There was a time when college coaches were able to devote nearly 100 percent of their time to coaching and, of course, doing some recruiting. Now they must try to be a father and counselor to some players. They also have become acquainted with police investigations, reports and the judicial system. Then there is the drug culture that has invaded most rings of our society, including sports.
Some of their star players come from environments that include, first of all, broken families. Often basic educational skills are missing. Somehow they are admitted to colleges and universities. Tutors are hired and paid for by the athletic departments. Strong efforts are made to “turn some of these student-athletes around” — that is, show them the way to a new life with a future. They even attempt to teach citizenship and community values to athletes, many of whom lack maturity and do dumb things.
The coaches and their staffs can count many successes. There also are failures. The University of Missouri is dealing with failures. It has not been a pleasant scene. The university’s reputation has been tarnished. The actions of two student-athletes recently tested the mettle of two head coaches — Frank Haith, basketball, and Gary Pinkel, football. Each kicked promising and somewhat proven stellar athletes off their teams for infractions in their private lives which included violent behavior.
They did the right thing and did much to validate the integrity of the athletic program. Yes, some questions may still linger about a swimmer who said she was raped by two student-athletes and later committed suicide, and as to how it was handled by the university.
The two athletes, Zach Price in basketball, and Dorial Green-Beckham in football, proved their stupidity by getting in trouble with the law, displaying violent streaks. They not only embarrassed themselves, but their coaches, their teammates and, of course, the university. Even though their coaches will try to do what they can to help them as the two players transition to wherever they end up, they can only help them if the players cooperate.
Having served on the university’s Alumni Athlete Committee and on the Intercollegiate Athletic Committee, we know firsthand of what the university does and demands of its student-athletes. MU attempts to mold them into an all-around wholesome person who will be a credit to society. The athletic department keeps a close eye on them as to their classroom work and tries to develop the student-athletes into positive role models. The university, as mentioned, has had many successes — more successes than failures.

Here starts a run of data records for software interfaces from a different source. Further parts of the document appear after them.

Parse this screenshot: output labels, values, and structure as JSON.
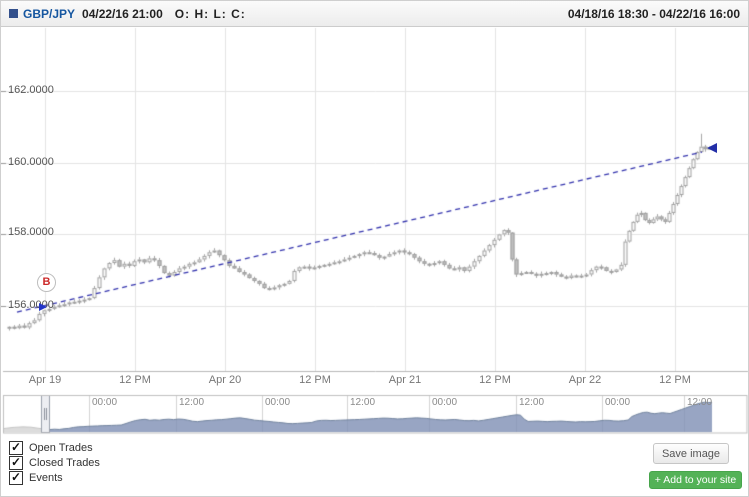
{
  "header": {
    "symbol": "GBP/JPY",
    "timestamp": "04/22/16 21:00",
    "ohlc_label": "O: H: L: C:",
    "range": "04/18/16 18:30 - 04/22/16 16:00"
  },
  "legend": {
    "items": [
      {
        "label": "Open Trades",
        "checked": true
      },
      {
        "label": "Closed Trades",
        "checked": true
      },
      {
        "label": "Events",
        "checked": true
      }
    ],
    "check_glyph": "✓"
  },
  "buttons": {
    "save_image": "Save image",
    "add_to_site": "+ Add to your site"
  },
  "chart_data": {
    "type": "candlestick",
    "title": "GBP/JPY",
    "time_range": "04/18/16 18:30 - 04/22/16 16:00",
    "y_ticks": [
      "162.0000",
      "160.0000",
      "158.0000",
      "156.0000"
    ],
    "y_tick_values": [
      162,
      160,
      158,
      156
    ],
    "x_ticks": [
      "Apr 19",
      "12 PM",
      "Apr 20",
      "12 PM",
      "Apr 21",
      "12 PM",
      "Apr 22",
      "12 PM"
    ],
    "nav_ticks": [
      "00:00",
      "12:00",
      "00:00",
      "12:00",
      "00:00",
      "12:00",
      "00:00",
      "12:00"
    ],
    "ylim": [
      154.2,
      163.8
    ],
    "grid": true,
    "colors": {
      "candle_up_fill": "#fdfdfd",
      "candle_down_fill": "#bfbfbf",
      "candle_stroke": "#a0a0a0",
      "trendline": "#3434ae",
      "marker_letter": "#cc2a2a",
      "nav_fill": "rgba(126,143,180,0.8)",
      "nav_line": "#72849f",
      "nav_pre_fill": "#dcdcdc",
      "grid_color": "#e4e4e4"
    },
    "marker": {
      "label": "B",
      "price": 156.6
    },
    "trendline": {
      "from_price": 155.83,
      "to_price": 160.3,
      "style": "dashed"
    },
    "closes": [
      [
        8,
        155.42
      ],
      [
        13,
        155.38
      ],
      [
        18,
        155.45
      ],
      [
        23,
        155.4
      ],
      [
        28,
        155.52
      ],
      [
        33,
        155.6
      ],
      [
        38,
        155.78
      ],
      [
        43,
        155.88
      ],
      [
        48,
        155.92
      ],
      [
        53,
        155.98
      ],
      [
        58,
        156.02
      ],
      [
        63,
        156.05
      ],
      [
        68,
        156.1
      ],
      [
        73,
        156.12
      ],
      [
        78,
        156.15
      ],
      [
        83,
        156.18
      ],
      [
        88,
        156.22
      ],
      [
        93,
        156.5
      ],
      [
        98,
        156.8
      ],
      [
        103,
        157.05
      ],
      [
        108,
        157.2
      ],
      [
        113,
        157.28
      ],
      [
        118,
        157.1
      ],
      [
        123,
        157.18
      ],
      [
        128,
        157.12
      ],
      [
        133,
        157.25
      ],
      [
        138,
        157.3
      ],
      [
        143,
        157.22
      ],
      [
        148,
        157.33
      ],
      [
        153,
        157.28
      ],
      [
        158,
        157.12
      ],
      [
        163,
        156.92
      ],
      [
        168,
        156.85
      ],
      [
        173,
        156.95
      ],
      [
        178,
        157.05
      ],
      [
        183,
        157.1
      ],
      [
        188,
        157.18
      ],
      [
        193,
        157.22
      ],
      [
        198,
        157.3
      ],
      [
        203,
        157.4
      ],
      [
        208,
        157.5
      ],
      [
        213,
        157.55
      ],
      [
        218,
        157.42
      ],
      [
        223,
        157.28
      ],
      [
        228,
        157.12
      ],
      [
        233,
        157.05
      ],
      [
        238,
        156.95
      ],
      [
        243,
        156.88
      ],
      [
        248,
        156.78
      ],
      [
        253,
        156.7
      ],
      [
        258,
        156.62
      ],
      [
        263,
        156.5
      ],
      [
        268,
        156.48
      ],
      [
        273,
        156.52
      ],
      [
        278,
        156.58
      ],
      [
        283,
        156.62
      ],
      [
        288,
        156.7
      ],
      [
        293,
        156.98
      ],
      [
        298,
        157.08
      ],
      [
        303,
        157.1
      ],
      [
        308,
        157.05
      ],
      [
        313,
        157.08
      ],
      [
        318,
        157.12
      ],
      [
        323,
        157.15
      ],
      [
        328,
        157.18
      ],
      [
        333,
        157.22
      ],
      [
        338,
        157.25
      ],
      [
        343,
        157.3
      ],
      [
        348,
        157.35
      ],
      [
        353,
        157.4
      ],
      [
        358,
        157.45
      ],
      [
        363,
        157.5
      ],
      [
        368,
        157.48
      ],
      [
        373,
        157.42
      ],
      [
        378,
        157.35
      ],
      [
        383,
        157.38
      ],
      [
        388,
        157.45
      ],
      [
        393,
        157.5
      ],
      [
        398,
        157.55
      ],
      [
        403,
        157.5
      ],
      [
        408,
        157.45
      ],
      [
        413,
        157.35
      ],
      [
        418,
        157.25
      ],
      [
        423,
        157.18
      ],
      [
        428,
        157.15
      ],
      [
        433,
        157.2
      ],
      [
        438,
        157.25
      ],
      [
        443,
        157.15
      ],
      [
        448,
        157.05
      ],
      [
        453,
        157.02
      ],
      [
        458,
        157.08
      ],
      [
        463,
        156.98
      ],
      [
        468,
        157.1
      ],
      [
        473,
        157.25
      ],
      [
        478,
        157.4
      ],
      [
        483,
        157.55
      ],
      [
        488,
        157.7
      ],
      [
        493,
        157.85
      ],
      [
        498,
        158.0
      ],
      [
        503,
        158.12
      ],
      [
        507,
        158.05
      ],
      [
        511,
        157.3
      ],
      [
        515,
        156.88
      ],
      [
        520,
        156.92
      ],
      [
        525,
        156.95
      ],
      [
        530,
        156.9
      ],
      [
        535,
        156.85
      ],
      [
        540,
        156.9
      ],
      [
        545,
        156.92
      ],
      [
        550,
        156.95
      ],
      [
        555,
        156.88
      ],
      [
        560,
        156.82
      ],
      [
        565,
        156.78
      ],
      [
        570,
        156.85
      ],
      [
        575,
        156.82
      ],
      [
        580,
        156.85
      ],
      [
        585,
        156.88
      ],
      [
        590,
        157.0
      ],
      [
        595,
        157.1
      ],
      [
        600,
        157.08
      ],
      [
        605,
        156.98
      ],
      [
        610,
        156.95
      ],
      [
        615,
        157.02
      ],
      [
        620,
        157.15
      ],
      [
        624,
        157.8
      ],
      [
        628,
        158.1
      ],
      [
        632,
        158.35
      ],
      [
        636,
        158.55
      ],
      [
        640,
        158.6
      ],
      [
        644,
        158.4
      ],
      [
        648,
        158.32
      ],
      [
        652,
        158.42
      ],
      [
        656,
        158.5
      ],
      [
        660,
        158.42
      ],
      [
        664,
        158.35
      ],
      [
        668,
        158.6
      ],
      [
        672,
        158.85
      ],
      [
        676,
        159.1
      ],
      [
        680,
        159.35
      ],
      [
        684,
        159.6
      ],
      [
        688,
        159.85
      ],
      [
        692,
        160.1
      ],
      [
        696,
        160.3
      ],
      [
        700,
        160.45
      ],
      [
        704,
        160.38
      ],
      [
        708,
        160.42
      ]
    ],
    "navigator_pre_range": [
      [
        2,
        155.55
      ],
      [
        12,
        155.78
      ],
      [
        22,
        155.88
      ],
      [
        30,
        155.82
      ],
      [
        38,
        155.6
      ],
      [
        44,
        155.48
      ]
    ]
  }
}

The University of Missouri isn’t the only major Division I school that has had to deal with problem student-athletes. The situation is widespread. It tells us something about our society today. Athletics have been a savior for many young people, both in the amateur and professional worlds. There are worlds of opportunity for the talented and those with a work ethic and who know how to use a moral compass.
The participants also must follow the rules of our society. Exceptions must not be made for them!